I have so much trouble with both of these ideas. I’ve never liked to get gifts really, especially expensive gifts. It’s always just felt awkward unless it’s something I really needed. I’ve always been very sensitive to sins of greed and gluttony: I think someone made a comment to me once as a child that I had eaten the last cookie and they had wanted it, and to this day I have trouble taking the last of anything in case someone else might want it. Even in my own house, where I’m the only one who might want it later. I don’t put much store in material things, and I’ve never wanted more than I needed; I don’t see the point. I feel that if I work hard, I deserve as much as I need to survive, and the rest might as well go to someone else.
But letting go is hard too; I think now that there’s a difference between forcing yourself to push everything away–willful deprivation, in a sense–and letting go of control, of expectations, of all the negative things. It’s okay to let go of the negative. There is no reason to punish yourself with negative thoughts and feelings, with blame, with regret. There’s no reason to hold on to unproductive negativity. And yet, the idea of having deserved punishment is always there, isn’t it? It’s so easy to arm yourself with blame and self-destructive feelings. If you’re the one hurting yourself the most, what can anyone else do to you? It hurts, but at least it’s a familiar hurt. If you think that you don’t deserve anything, how can you be open to accepting good things? You have to let go of that spiky shell of negativity and expose your squishy little hopeful insides in order to be able to receive good things.
And that’s what I like best about yoga, I think. We know from psychology that posture is a powerful thing; it can change our moods, change our attitudes, change our minds. It can change what happens to us. The body and the mind are intimately connected, so putting your body through a sequence of physical poses forces you to work through the mental and emotional correlates. Balance poses and inversions require you to trust yourself to hold your own weight, to look at the world from (literally) a different perspective. Binds teach you that even though you may stretch and twist in ways you never thought were possible, you’ll survive–you won’t break. Resting poses teach you to quiet the internal flurry of thoughts and feelings that too many of us (me included) tend to shove deep down and trap there, like dirty laundry festering at the bottom of the hamper.

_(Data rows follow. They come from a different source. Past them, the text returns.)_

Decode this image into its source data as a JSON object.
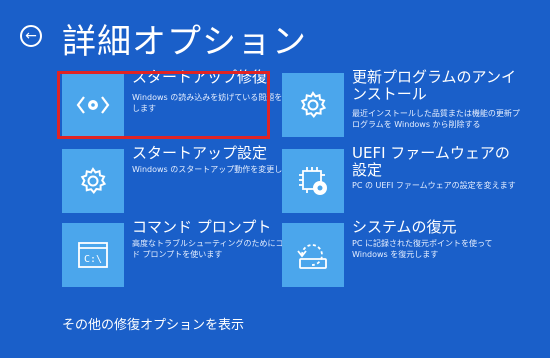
{
  "header": {
    "back_icon": "left-arrow-circle-icon",
    "title": "詳細オプション"
  },
  "options": [
    {
      "title": "スタートアップ修復",
      "description": "Windows の読み込みを妨げている問題を修正します",
      "icon": "startup-repair-icon",
      "highlighted": true
    },
    {
      "title": "更新プログラムのアンインストール",
      "description": "最近インストールした品質または機能の更新プログラムを Windows から削除する",
      "icon": "gear-icon"
    },
    {
      "title": "スタートアップ設定",
      "description": "Windows のスタートアップ動作を変更します",
      "icon": "gear-icon"
    },
    {
      "title": "UEFI ファームウェアの設定",
      "description": "PC の UEFI ファームウェアの設定を変えます",
      "icon": "chip-gear-icon"
    },
    {
      "title": "コマンド プロンプト",
      "description": "高度なトラブルシューティングのためにコマンド プロンプトを使います",
      "icon": "command-prompt-icon"
    },
    {
      "title": "システムの復元",
      "description": "PC に記録された復元ポイントを使って Windows を復元します",
      "icon": "system-restore-icon"
    }
  ],
  "footer": {
    "more_options_link": "その他の修復オプションを表示"
  },
  "colors": {
    "background": "#1a5fc9",
    "tile": "#4ba6ec",
    "highlight_border": "#e02424"
  }
}
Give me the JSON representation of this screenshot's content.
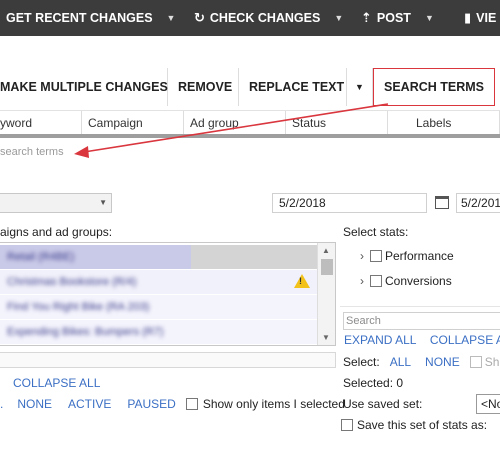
{
  "toolbar": {
    "get_recent_changes": "GET RECENT CHANGES",
    "check_changes": "CHECK CHANGES",
    "post": "POST",
    "view": "VIE"
  },
  "actions": {
    "make_multiple_changes": "MAKE MULTIPLE CHANGES",
    "remove": "REMOVE",
    "replace_text": "REPLACE TEXT",
    "search_terms": "SEARCH TERMS"
  },
  "columns": [
    "yword",
    "Campaign",
    "Ad group",
    "Status",
    "Labels"
  ],
  "search_terms_hint": "search terms",
  "dates": {
    "start": "5/2/2018",
    "end": "5/2/201"
  },
  "left_panel": {
    "title": "aigns and ad groups:",
    "rows": [
      "Retail (R4BE)",
      "Christmas Bookstore (R/4)",
      "Find You Right Bike (RA 203)",
      "Expending Bikes: Bumpers (R7)"
    ],
    "collapse_all": "COLLAPSE ALL",
    "links": {
      "none": "NONE",
      "active": "ACTIVE",
      "paused": "PAUSED"
    },
    "show_only_selected": "Show only items I selected"
  },
  "right_panel": {
    "select_stats": "Select stats:",
    "stats": [
      "Performance",
      "Conversions"
    ],
    "search_placeholder": "Search",
    "expand_all": "EXPAND ALL",
    "collapse_all": "COLLAPSE ALL",
    "select_label": "Select:",
    "all": "ALL",
    "none": "NONE",
    "show_truncated": "Sh",
    "selected": "Selected: 0",
    "use_saved_set": "Use saved set:",
    "saved_set_value": "<No",
    "save_this_set": "Save this set of stats as:"
  },
  "colors": {
    "toolbar_bg": "#3c3c3c",
    "link_blue": "#3b6fc4",
    "highlight_red": "#d9363e",
    "selected_row": "#c9c9e8",
    "warning": "#f2c21b"
  },
  "icons": [
    "refresh-icon",
    "upload-icon",
    "bar-chart-icon",
    "calendar-icon",
    "warning-icon",
    "chevron-right-icon",
    "chevron-down-icon"
  ]
}
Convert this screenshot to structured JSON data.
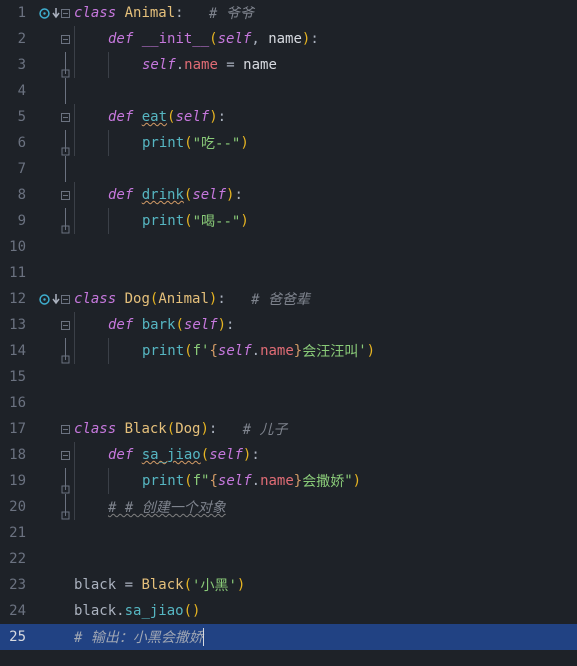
{
  "lines": {
    "1": {
      "num": "1"
    },
    "2": {
      "num": "2"
    },
    "3": {
      "num": "3"
    },
    "4": {
      "num": "4"
    },
    "5": {
      "num": "5"
    },
    "6": {
      "num": "6"
    },
    "7": {
      "num": "7"
    },
    "8": {
      "num": "8"
    },
    "9": {
      "num": "9"
    },
    "10": {
      "num": "10"
    },
    "11": {
      "num": "11"
    },
    "12": {
      "num": "12"
    },
    "13": {
      "num": "13"
    },
    "14": {
      "num": "14"
    },
    "15": {
      "num": "15"
    },
    "16": {
      "num": "16"
    },
    "17": {
      "num": "17"
    },
    "18": {
      "num": "18"
    },
    "19": {
      "num": "19"
    },
    "20": {
      "num": "20"
    },
    "21": {
      "num": "21"
    },
    "22": {
      "num": "22"
    },
    "23": {
      "num": "23"
    },
    "24": {
      "num": "24"
    },
    "25": {
      "num": "25"
    }
  },
  "tok": {
    "class": "class",
    "def": "def",
    "Animal": "Animal",
    "Dog": "Dog",
    "Black": "Black",
    "init": "__init__",
    "eat": "eat",
    "drink": "drink",
    "bark": "bark",
    "sa_jiao": "sa_jiao",
    "self": "self",
    "name": "name",
    "print": "print",
    "black": "black",
    "eq": " = ",
    "comma": ", ",
    "dot": ".",
    "colon": ":",
    "lpar": "(",
    "rpar": ")",
    "f": "f",
    "q1": "'",
    "q2": "\"",
    "lbr": "{",
    "rbr": "}",
    "sp": " ",
    "sp2": "  ",
    "sp3": "   "
  },
  "str": {
    "eat": "吃--",
    "drink": "喝--",
    "bark_suffix": "会汪汪叫",
    "sajiao_suffix": "会撒娇",
    "xiaohei": "小黑"
  },
  "comments": {
    "grandpa": "# 爷爷",
    "father": "# 爸爸辈",
    "son": "# 儿子",
    "create_obj": "# # 创建一个对象",
    "output": "# 输出：小黑会撒娇"
  }
}
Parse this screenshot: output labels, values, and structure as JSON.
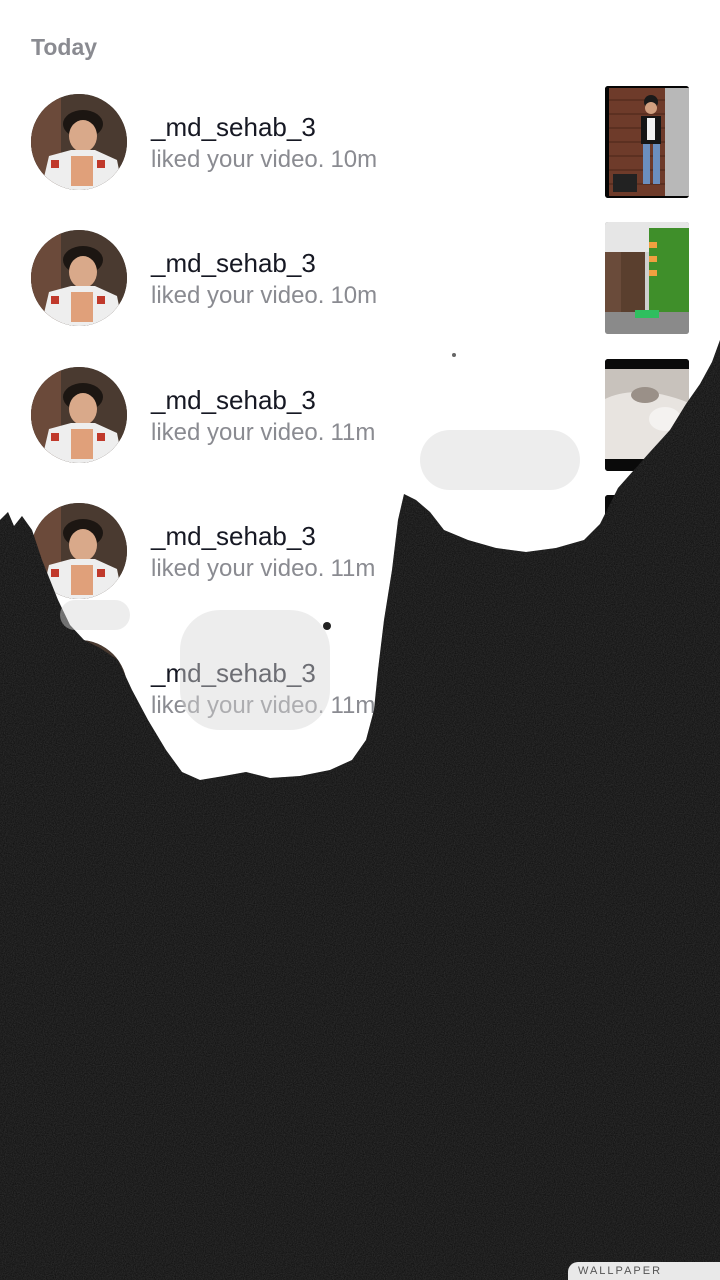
{
  "section": {
    "title": "Today"
  },
  "notifications": [
    {
      "username": "_md_sehab_3",
      "action": "liked your video.",
      "time": "10m",
      "thumb": "thumb-street-photo"
    },
    {
      "username": "_md_sehab_3",
      "action": "liked your video.",
      "time": "10m",
      "thumb": "thumb-room-photo"
    },
    {
      "username": "_md_sehab_3",
      "action": "liked your video.",
      "time": "11m",
      "thumb": "thumb-bed-photo"
    },
    {
      "username": "_md_sehab_3",
      "action": "liked your video.",
      "time": "11m",
      "thumb": "thumb-dark"
    },
    {
      "username": "_md_sehab_3",
      "action": "liked your video.",
      "time": "11m",
      "thumb": "thumb-hidden"
    }
  ],
  "watermark": {
    "text": "WALLPAPER"
  },
  "colors": {
    "text_primary": "#161823",
    "text_secondary": "#8a8b91",
    "overlay": "#0b0b0b"
  }
}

I love the flexibility–physical and mental–and the allowance for individuality, and the ability to really focus on what you need at the moment to work through your life, to make things better. I’m realizing as the years go by that the future is even more unpredictable than we would think. When I was 15, I had my whole life planned out already. It was a good plan, but it took one thing for granted: that I would not change. I don’t think my 15-year-old self would even recognize me, and there’s no way she could have predicted that nearly 10 years later, she would be living in Finland, doing yoga, working on a PhD, having all of the experiences that I’ve had since then and the experiences that current me can’t even imagine yet. Even just a few years ago I’ve fallen into the same trap of thinking that because things aren’t going to plan, I’ve failed. And still, even now, I get anxious about issues that can affect my plans for my future. But the funny thing about time is that it keeps moving forward, and as I like to say, something will happen. It may not be good, it may not be what you expected, but things will continue to happen and eventually you’ll find a way to work it out.